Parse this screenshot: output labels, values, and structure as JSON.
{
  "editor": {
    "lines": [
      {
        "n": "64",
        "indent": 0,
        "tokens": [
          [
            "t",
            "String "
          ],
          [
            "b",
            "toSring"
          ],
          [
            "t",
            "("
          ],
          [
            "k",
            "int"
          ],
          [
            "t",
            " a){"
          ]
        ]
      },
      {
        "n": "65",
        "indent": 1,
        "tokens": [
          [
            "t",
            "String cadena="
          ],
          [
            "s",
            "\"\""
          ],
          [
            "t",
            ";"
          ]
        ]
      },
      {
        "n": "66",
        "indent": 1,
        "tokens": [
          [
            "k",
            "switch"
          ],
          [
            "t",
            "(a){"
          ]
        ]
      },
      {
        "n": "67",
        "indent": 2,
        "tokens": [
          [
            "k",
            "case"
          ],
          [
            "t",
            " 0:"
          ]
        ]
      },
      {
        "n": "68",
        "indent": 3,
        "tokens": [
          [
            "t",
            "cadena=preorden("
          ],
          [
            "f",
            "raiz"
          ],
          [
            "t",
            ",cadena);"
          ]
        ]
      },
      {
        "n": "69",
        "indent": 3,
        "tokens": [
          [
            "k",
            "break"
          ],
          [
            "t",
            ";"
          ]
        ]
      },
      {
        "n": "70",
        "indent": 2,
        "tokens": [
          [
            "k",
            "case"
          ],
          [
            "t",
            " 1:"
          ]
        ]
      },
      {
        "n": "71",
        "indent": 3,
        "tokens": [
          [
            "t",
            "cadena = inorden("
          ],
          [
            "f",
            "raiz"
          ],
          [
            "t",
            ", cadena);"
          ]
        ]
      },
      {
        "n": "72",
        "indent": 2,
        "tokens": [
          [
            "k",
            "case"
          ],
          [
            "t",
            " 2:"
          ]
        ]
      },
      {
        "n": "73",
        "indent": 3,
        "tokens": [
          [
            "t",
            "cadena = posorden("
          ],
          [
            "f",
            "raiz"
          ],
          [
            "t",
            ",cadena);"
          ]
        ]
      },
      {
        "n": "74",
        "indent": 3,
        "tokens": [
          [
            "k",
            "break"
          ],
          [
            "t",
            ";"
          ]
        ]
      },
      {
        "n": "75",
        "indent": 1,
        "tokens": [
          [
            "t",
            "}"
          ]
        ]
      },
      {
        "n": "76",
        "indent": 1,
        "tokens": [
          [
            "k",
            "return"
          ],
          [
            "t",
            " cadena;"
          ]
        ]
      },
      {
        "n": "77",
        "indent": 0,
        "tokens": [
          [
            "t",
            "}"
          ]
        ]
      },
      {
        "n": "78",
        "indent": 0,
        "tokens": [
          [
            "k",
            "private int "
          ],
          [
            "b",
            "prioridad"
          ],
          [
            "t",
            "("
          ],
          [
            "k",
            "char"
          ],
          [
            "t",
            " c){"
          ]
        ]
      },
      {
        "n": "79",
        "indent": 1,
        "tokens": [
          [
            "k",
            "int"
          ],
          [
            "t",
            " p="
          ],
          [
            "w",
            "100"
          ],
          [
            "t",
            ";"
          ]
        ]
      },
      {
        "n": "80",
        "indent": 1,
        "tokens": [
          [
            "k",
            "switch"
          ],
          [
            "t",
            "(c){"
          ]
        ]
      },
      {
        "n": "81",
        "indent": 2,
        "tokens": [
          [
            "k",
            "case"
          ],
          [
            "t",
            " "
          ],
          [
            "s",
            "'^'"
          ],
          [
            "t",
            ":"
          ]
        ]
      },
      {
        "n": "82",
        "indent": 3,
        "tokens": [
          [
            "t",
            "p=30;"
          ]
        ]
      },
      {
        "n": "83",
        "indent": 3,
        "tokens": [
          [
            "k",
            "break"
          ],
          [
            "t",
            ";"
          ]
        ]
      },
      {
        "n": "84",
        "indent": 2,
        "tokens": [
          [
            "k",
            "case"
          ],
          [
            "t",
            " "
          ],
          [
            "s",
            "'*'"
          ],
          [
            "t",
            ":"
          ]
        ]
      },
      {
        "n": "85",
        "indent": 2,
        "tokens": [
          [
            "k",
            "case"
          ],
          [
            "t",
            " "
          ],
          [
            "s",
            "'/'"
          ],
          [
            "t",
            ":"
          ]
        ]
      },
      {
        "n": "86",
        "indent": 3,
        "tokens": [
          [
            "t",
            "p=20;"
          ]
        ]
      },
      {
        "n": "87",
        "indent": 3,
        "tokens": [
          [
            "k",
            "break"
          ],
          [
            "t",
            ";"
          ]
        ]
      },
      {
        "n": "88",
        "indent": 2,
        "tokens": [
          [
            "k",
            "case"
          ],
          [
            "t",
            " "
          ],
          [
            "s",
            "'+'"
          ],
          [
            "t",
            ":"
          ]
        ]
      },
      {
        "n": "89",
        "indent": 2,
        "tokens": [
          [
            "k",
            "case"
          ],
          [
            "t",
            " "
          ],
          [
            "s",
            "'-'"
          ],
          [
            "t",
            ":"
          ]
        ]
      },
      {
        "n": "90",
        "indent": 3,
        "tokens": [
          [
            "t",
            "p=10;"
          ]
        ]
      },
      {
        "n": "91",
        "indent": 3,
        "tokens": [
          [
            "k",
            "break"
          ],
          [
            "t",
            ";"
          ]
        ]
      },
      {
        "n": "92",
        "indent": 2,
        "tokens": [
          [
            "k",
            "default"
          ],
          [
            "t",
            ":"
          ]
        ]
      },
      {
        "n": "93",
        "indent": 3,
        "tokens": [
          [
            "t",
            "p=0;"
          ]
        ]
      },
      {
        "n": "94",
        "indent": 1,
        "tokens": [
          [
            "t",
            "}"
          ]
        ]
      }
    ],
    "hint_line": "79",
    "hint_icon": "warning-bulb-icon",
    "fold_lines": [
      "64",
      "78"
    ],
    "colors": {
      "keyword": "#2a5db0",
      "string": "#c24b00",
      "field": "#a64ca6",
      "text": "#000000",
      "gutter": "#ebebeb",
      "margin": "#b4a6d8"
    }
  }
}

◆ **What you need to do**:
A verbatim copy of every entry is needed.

◆ **Exercise result**:
Parse this screenshot: output labels, values, and structure as JSON.
{
  "editor": {
    "lines": [
      {
        "n": "64",
        "indent": 0,
        "tokens": [
          [
            "t",
            "String "
          ],
          [
            "b",
            "toSring"
          ],
          [
            "t",
            "("
          ],
          [
            "k",
            "int"
          ],
          [
            "t",
            " a){"
          ]
        ]
      },
      {
        "n": "65",
        "indent": 1,
        "tokens": [
          [
            "t",
            "String cadena="
          ],
          [
            "s",
            "\"\""
          ],
          [
            "t",
            ";"
          ]
        ]
      },
      {
        "n": "66",
        "indent": 1,
        "tokens": [
          [
            "k",
            "switch"
          ],
          [
            "t",
            "(a){"
          ]
        ]
      },
      {
        "n": "67",
        "indent": 2,
        "tokens": [
          [
            "k",
            "case"
          ],
          [
            "t",
            " 0:"
          ]
        ]
      },
      {
        "n": "68",
        "indent": 3,
        "tokens": [
          [
            "t",
            "cadena=preorden("
          ],
          [
            "f",
            "raiz"
          ],
          [
            "t",
            ",cadena);"
          ]
        ]
      },
      {
        "n": "69",
        "indent": 3,
        "tokens": [
          [
            "k",
            "break"
          ],
          [
            "t",
            ";"
          ]
        ]
      },
      {
        "n": "70",
        "indent": 2,
        "tokens": [
          [
            "k",
            "case"
          ],
          [
            "t",
            " 1:"
          ]
        ]
      },
      {
        "n": "71",
        "indent": 3,
        "tokens": [
          [
            "t",
            "cadena = inorden("
          ],
          [
            "f",
            "raiz"
          ],
          [
            "t",
            ", cadena);"
          ]
        ]
      },
      {
        "n": "72",
        "indent": 2,
        "tokens": [
          [
            "k",
            "case"
          ],
          [
            "t",
            " 2:"
          ]
        ]
      },
      {
        "n": "73",
        "indent": 3,
        "tokens": [
          [
            "t",
            "cadena = posorden("
          ],
          [
            "f",
            "raiz"
          ],
          [
            "t",
            ",cadena);"
          ]
        ]
      },
      {
        "n": "74",
        "indent": 3,
        "tokens": [
          [
            "k",
            "break"
          ],
          [
            "t",
            ";"
          ]
        ]
      },
      {
        "n": "75",
        "indent": 1,
        "tokens": [
          [
            "t",
            "}"
          ]
        ]
      },
      {
        "n": "76",
        "indent": 1,
        "tokens": [
          [
            "k",
            "return"
          ],
          [
            "t",
            " cadena;"
          ]
        ]
      },
      {
        "n": "77",
        "indent": 0,
        "tokens": [
          [
            "t",
            "}"
          ]
        ]
      },
      {
        "n": "78",
        "indent": 0,
        "tokens": [
          [
            "k",
            "private int "
          ],
          [
            "b",
            "prioridad"
          ],
          [
            "t",
            "("
          ],
          [
            "k",
            "char"
          ],
          [
            "t",
            " c){"
          ]
        ]
      },
      {
        "n": "79",
        "indent": 1,
        "tokens": [
          [
            "k",
            "int"
          ],
          [
            "t",
            " p="
          ],
          [
            "w",
            "100"
          ],
          [
            "t",
            ";"
          ]
        ]
      },
      {
        "n": "80",
        "indent": 1,
        "tokens": [
          [
            "k",
            "switch"
          ],
          [
            "t",
            "(c){"
          ]
        ]
      },
      {
        "n": "81",
        "indent": 2,
        "tokens": [
          [
            "k",
            "case"
          ],
          [
            "t",
            " "
          ],
          [
            "s",
            "'^'"
          ],
          [
            "t",
            ":"
          ]
        ]
      },
      {
        "n": "82",
        "indent": 3,
        "tokens": [
          [
            "t",
            "p=30;"
          ]
        ]
      },
      {
        "n": "83",
        "indent": 3,
        "tokens": [
          [
            "k",
            "break"
          ],
          [
            "t",
            ";"
          ]
        ]
      },
      {
        "n": "84",
        "indent": 2,
        "tokens": [
          [
            "k",
            "case"
          ],
          [
            "t",
            " "
          ],
          [
            "s",
            "'*'"
          ],
          [
            "t",
            ":"
          ]
        ]
      },
      {
        "n": "85",
        "indent": 2,
        "tokens": [
          [
            "k",
            "case"
          ],
          [
            "t",
            " "
          ],
          [
            "s",
            "'/'"
          ],
          [
            "t",
            ":"
          ]
        ]
      },
      {
        "n": "86",
        "indent": 3,
        "tokens": [
          [
            "t",
            "p=20;"
          ]
        ]
      },
      {
        "n": "87",
        "indent": 3,
        "tokens": [
          [
            "k",
            "break"
          ],
          [
            "t",
            ";"
          ]
        ]
      },
      {
        "n": "88",
        "indent": 2,
        "tokens": [
          [
            "k",
            "case"
          ],
          [
            "t",
            " "
          ],
          [
            "s",
            "'+'"
          ],
          [
            "t",
            ":"
          ]
        ]
      },
      {
        "n": "89",
        "indent": 2,
        "tokens": [
          [
            "k",
            "case"
          ],
          [
            "t",
            " "
          ],
          [
            "s",
            "'-'"
          ],
          [
            "t",
            ":"
          ]
        ]
      },
      {
        "n": "90",
        "indent": 3,
        "tokens": [
          [
            "t",
            "p=10;"
          ]
        ]
      },
      {
        "n": "91",
        "indent": 3,
        "tokens": [
          [
            "k",
            "break"
          ],
          [
            "t",
            ";"
          ]
        ]
      },
      {
        "n": "92",
        "indent": 2,
        "tokens": [
          [
            "k",
            "default"
          ],
          [
            "t",
            ":"
          ]
        ]
      },
      {
        "n": "93",
        "indent": 3,
        "tokens": [
          [
            "t",
            "p=0;"
          ]
        ]
      },
      {
        "n": "94",
        "indent": 1,
        "tokens": [
          [
            "t",
            "}"
          ]
        ]
      }
    ],
    "hint_line": "79",
    "hint_icon": "warning-bulb-icon",
    "fold_lines": [
      "64",
      "78"
    ],
    "colors": {
      "keyword": "#2a5db0",
      "string": "#c24b00",
      "field": "#a64ca6",
      "text": "#000000",
      "gutter": "#ebebeb",
      "margin": "#b4a6d8"
    }
  }
}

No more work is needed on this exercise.